▶ _Work instructions_: Please count the lines in these records that contain "selected" and give only that count.

### Provided data

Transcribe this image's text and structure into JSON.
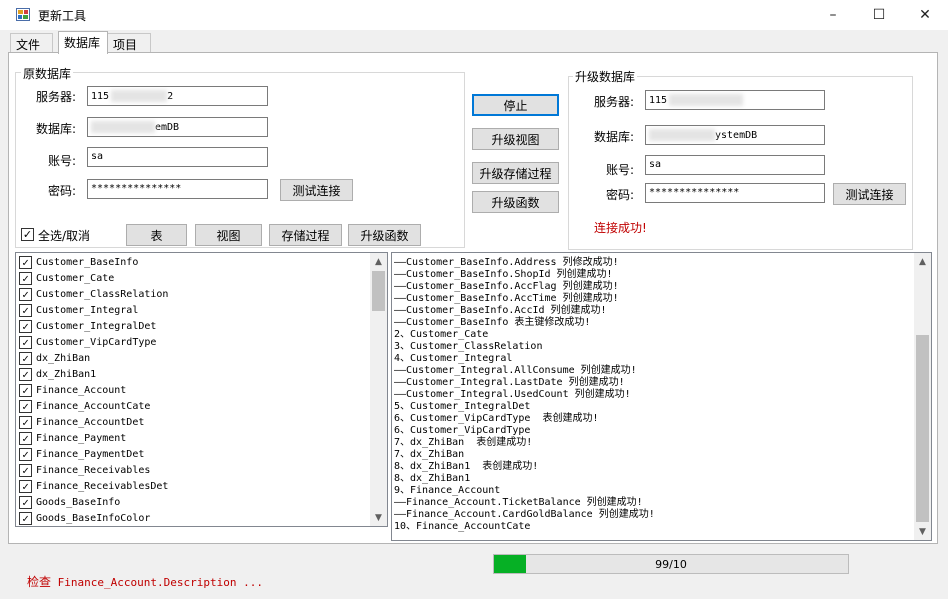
{
  "window": {
    "title": "更新工具",
    "minimize_glyph": "–",
    "maximize_glyph": "☐",
    "close_glyph": "✕"
  },
  "tabs": [
    "文件",
    "数据库",
    "项目"
  ],
  "source_db": {
    "group_label": "原数据库",
    "server_label": "服务器:",
    "server_value_prefix": "115",
    "server_value_suffix": "2",
    "database_label": "数据库:",
    "database_value_suffix": "emDB",
    "account_label": "账号:",
    "account_value": "sa",
    "password_label": "密码:",
    "password_value": "***************",
    "test_button": "测试连接"
  },
  "actions": {
    "stop": "停止",
    "upgrade_view": "升级视图",
    "upgrade_proc": "升级存储过程",
    "upgrade_func": "升级函数"
  },
  "target_db": {
    "group_label": "升级数据库",
    "server_label": "服务器:",
    "server_value_prefix": "115",
    "database_label": "数据库:",
    "database_value_suffix": "ystemDB",
    "account_label": "账号:",
    "account_value": "sa",
    "password_label": "密码:",
    "password_value": "***************",
    "test_button": "测试连接",
    "status": "连接成功!"
  },
  "filters": {
    "select_all": "全选/取消",
    "table": "表",
    "view": "视图",
    "proc": "存储过程",
    "func": "升级函数"
  },
  "tables": [
    "Customer_BaseInfo",
    "Customer_Cate",
    "Customer_ClassRelation",
    "Customer_Integral",
    "Customer_IntegralDet",
    "Customer_VipCardType",
    "dx_ZhiBan",
    "dx_ZhiBan1",
    "Finance_Account",
    "Finance_AccountCate",
    "Finance_AccountDet",
    "Finance_Payment",
    "Finance_PaymentDet",
    "Finance_Receivables",
    "Finance_ReceivablesDet",
    "Goods_BaseInfo",
    "Goods_BaseInfoColor"
  ],
  "log_lines": [
    "——Customer_BaseInfo.Address 列修改成功!",
    "——Customer_BaseInfo.ShopId 列创建成功!",
    "——Customer_BaseInfo.AccFlag 列创建成功!",
    "——Customer_BaseInfo.AccTime 列创建成功!",
    "——Customer_BaseInfo.AccId 列创建成功!",
    "——Customer_BaseInfo 表主键修改成功!",
    "2、Customer_Cate",
    "3、Customer_ClassRelation",
    "4、Customer_Integral",
    "——Customer_Integral.AllConsume 列创建成功!",
    "——Customer_Integral.LastDate 列创建成功!",
    "——Customer_Integral.UsedCount 列创建成功!",
    "5、Customer_IntegralDet",
    "6、Customer_VipCardType  表创建成功!",
    "6、Customer_VipCardType",
    "7、dx_ZhiBan  表创建成功!",
    "7、dx_ZhiBan",
    "8、dx_ZhiBan1  表创建成功!",
    "8、dx_ZhiBan1",
    "9、Finance_Account",
    "——Finance_Account.TicketBalance 列创建成功!",
    "——Finance_Account.CardGoldBalance 列创建成功!",
    "10、Finance_AccountCate"
  ],
  "progress": {
    "label": "99/10",
    "fraction": 0.09
  },
  "status_bar": {
    "prefix": "检查",
    "detail": "Finance_Account.Description ..."
  },
  "colors": {
    "success_text": "#c00000",
    "progress_fill": "#06b025",
    "accent_border": "#0078d7"
  },
  "icons": {
    "check": "✓",
    "scroll_up": "▲",
    "scroll_down": "▼"
  }
}
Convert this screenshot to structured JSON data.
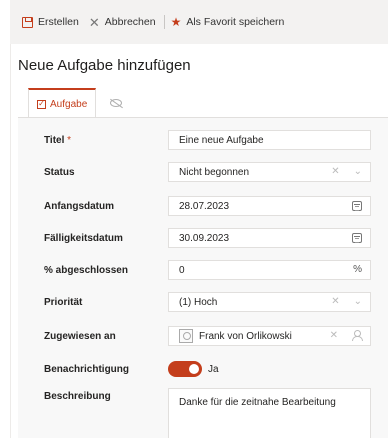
{
  "toolbar": {
    "create_label": "Erstellen",
    "cancel_label": "Abbrechen",
    "favorite_label": "Als Favorit speichern"
  },
  "page": {
    "title": "Neue Aufgabe hinzufügen"
  },
  "tabs": [
    {
      "label": "Aufgabe",
      "icon": "checkbox-icon",
      "active": true
    },
    {
      "label": "",
      "icon": "eye-off-icon",
      "active": false
    }
  ],
  "form": {
    "title": {
      "label": "Titel",
      "required_mark": "*",
      "value": "Eine neue Aufgabe"
    },
    "status": {
      "label": "Status",
      "value": "Nicht begonnen"
    },
    "start_date": {
      "label": "Anfangsdatum",
      "value": "28.07.2023"
    },
    "due_date": {
      "label": "Fälligkeitsdatum",
      "value": "30.09.2023"
    },
    "percent_complete": {
      "label": "% abgeschlossen",
      "value": "0",
      "unit": "%"
    },
    "priority": {
      "label": "Priorität",
      "value": "(1) Hoch"
    },
    "assigned_to": {
      "label": "Zugewiesen an",
      "value": "Frank von Orlikowski"
    },
    "notification": {
      "label": "Benachrichtigung",
      "value": "Ja",
      "on": true
    },
    "description": {
      "label": "Beschreibung",
      "value": "Danke für die zeitnahe Bearbeitung"
    }
  },
  "colors": {
    "accent": "#c43e1c",
    "toolbar_bg": "#f3f2f1",
    "form_bg": "#f8f8f8"
  }
}
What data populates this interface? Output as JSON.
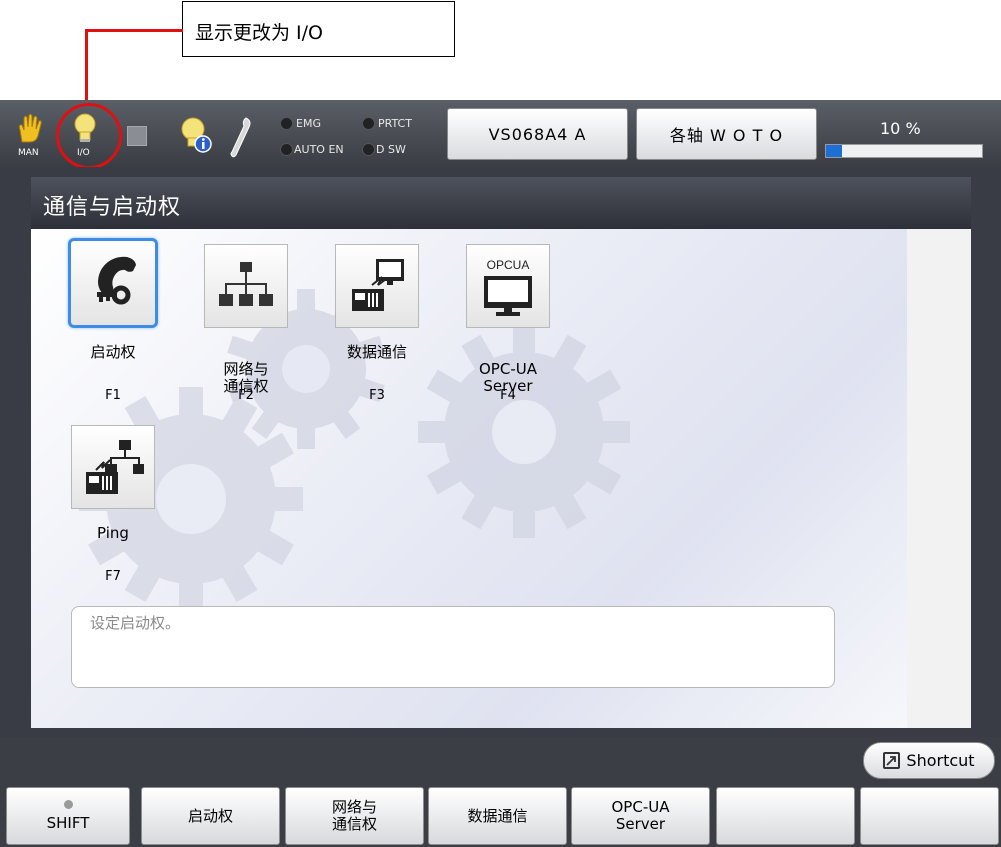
{
  "callout": {
    "text": "显示更改为 I/O",
    "line_color": "#e01010"
  },
  "status_bar": {
    "man_label": "MAN",
    "io_label": "I/O",
    "leds": [
      {
        "label": "EMG"
      },
      {
        "label": "PRTCT"
      },
      {
        "label": "AUTO EN"
      },
      {
        "label": "D SW"
      }
    ],
    "robot_button": "VS068A4 A",
    "axis_button": "各轴 W O T O",
    "speed_text": "10 %",
    "speed_value": 0.1
  },
  "panel": {
    "title": "通信与启动权",
    "tiles": [
      {
        "label": "启动权",
        "key": "F1",
        "icon": "telephone-key-icon",
        "selected": true
      },
      {
        "label": "网络与\n通信权",
        "key": "F2",
        "icon": "network-tree-icon",
        "selected": false
      },
      {
        "label": "数据通信",
        "key": "F3",
        "icon": "data-communication-icon",
        "selected": false
      },
      {
        "label": "OPC-UA\nServer",
        "key": "F4",
        "icon": "opcua-monitor-icon",
        "selected": false,
        "icon_text": "OPCUA"
      },
      {
        "label": "Ping",
        "key": "F7",
        "icon": "ping-icon",
        "selected": false
      }
    ],
    "description": "设定启动权。"
  },
  "bottom": {
    "shortcut_label": "Shortcut",
    "fkeys": [
      {
        "label": "SHIFT"
      },
      {
        "label": "启动权"
      },
      {
        "label": "网络与\n通信权"
      },
      {
        "label": "数据通信"
      },
      {
        "label": "OPC-UA\nServer"
      },
      {
        "label": ""
      },
      {
        "label": ""
      }
    ]
  },
  "colors": {
    "accent": "#3d8de8",
    "speed_fill": "#1d6fd6",
    "callout": "#e01010"
  }
}
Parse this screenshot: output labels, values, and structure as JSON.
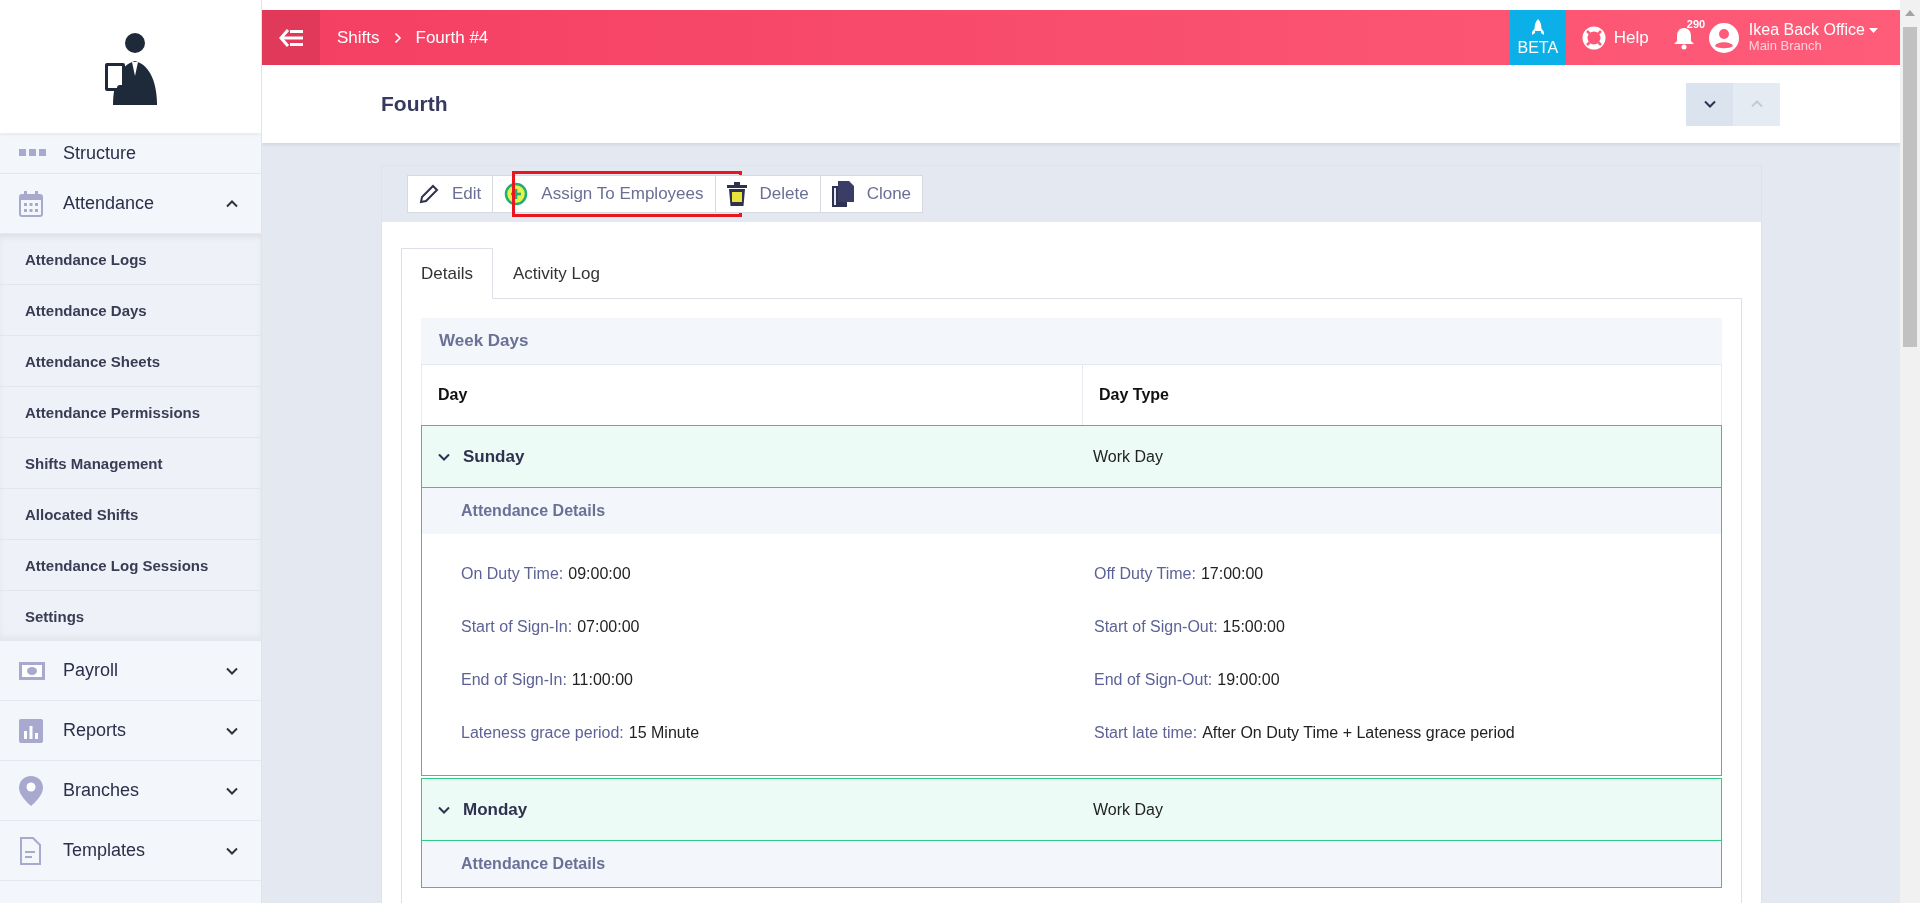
{
  "header": {
    "breadcrumb": [
      {
        "label": "Shifts"
      },
      {
        "label": "Fourth #4"
      }
    ],
    "beta": "BETA",
    "help": "Help",
    "notifications": "290",
    "user": {
      "name": "Ikea Back Office",
      "branch": "Main Branch"
    }
  },
  "sidebar": {
    "items": [
      {
        "label": "Structure",
        "kind": "link"
      },
      {
        "label": "Attendance",
        "kind": "group",
        "expanded": true,
        "children": [
          {
            "label": "Attendance Logs"
          },
          {
            "label": "Attendance Days"
          },
          {
            "label": "Attendance Sheets"
          },
          {
            "label": "Attendance Permissions"
          },
          {
            "label": "Shifts Management"
          },
          {
            "label": "Allocated Shifts"
          },
          {
            "label": "Attendance Log Sessions"
          },
          {
            "label": "Settings"
          }
        ]
      },
      {
        "label": "Payroll",
        "kind": "group",
        "expanded": false
      },
      {
        "label": "Reports",
        "kind": "group",
        "expanded": false
      },
      {
        "label": "Branches",
        "kind": "group",
        "expanded": false
      },
      {
        "label": "Templates",
        "kind": "group",
        "expanded": false
      }
    ]
  },
  "page_title": "Fourth",
  "toolbar": [
    {
      "label": "Edit",
      "highlighted": false
    },
    {
      "label": "Assign To Employees",
      "highlighted": true
    },
    {
      "label": "Delete",
      "highlighted": false
    },
    {
      "label": "Clone",
      "highlighted": false
    }
  ],
  "tabs": [
    {
      "label": "Details",
      "selected": true
    },
    {
      "label": "Activity Log",
      "selected": false
    }
  ],
  "week_days": {
    "title": "Week Days",
    "columns": [
      "Day",
      "Day Type"
    ],
    "rows": [
      {
        "day": "Sunday",
        "day_type": "Work Day",
        "expanded": true,
        "details_title": "Attendance Details",
        "fields": [
          {
            "label": "On Duty Time:",
            "value": "09:00:00"
          },
          {
            "label": "Off Duty Time:",
            "value": "17:00:00"
          },
          {
            "label": "Start of Sign-In:",
            "value": "07:00:00"
          },
          {
            "label": "Start of Sign-Out:",
            "value": "15:00:00"
          },
          {
            "label": "End of Sign-In:",
            "value": "11:00:00"
          },
          {
            "label": "End of Sign-Out:",
            "value": "19:00:00"
          },
          {
            "label": "Lateness grace period:",
            "value": "15 Minute"
          },
          {
            "label": "Start late time:",
            "value": "After On Duty Time + Lateness grace period"
          }
        ]
      },
      {
        "day": "Monday",
        "day_type": "Work Day",
        "expanded": true,
        "details_title": "Attendance Details"
      }
    ]
  }
}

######

▶ _Result of this task_: 7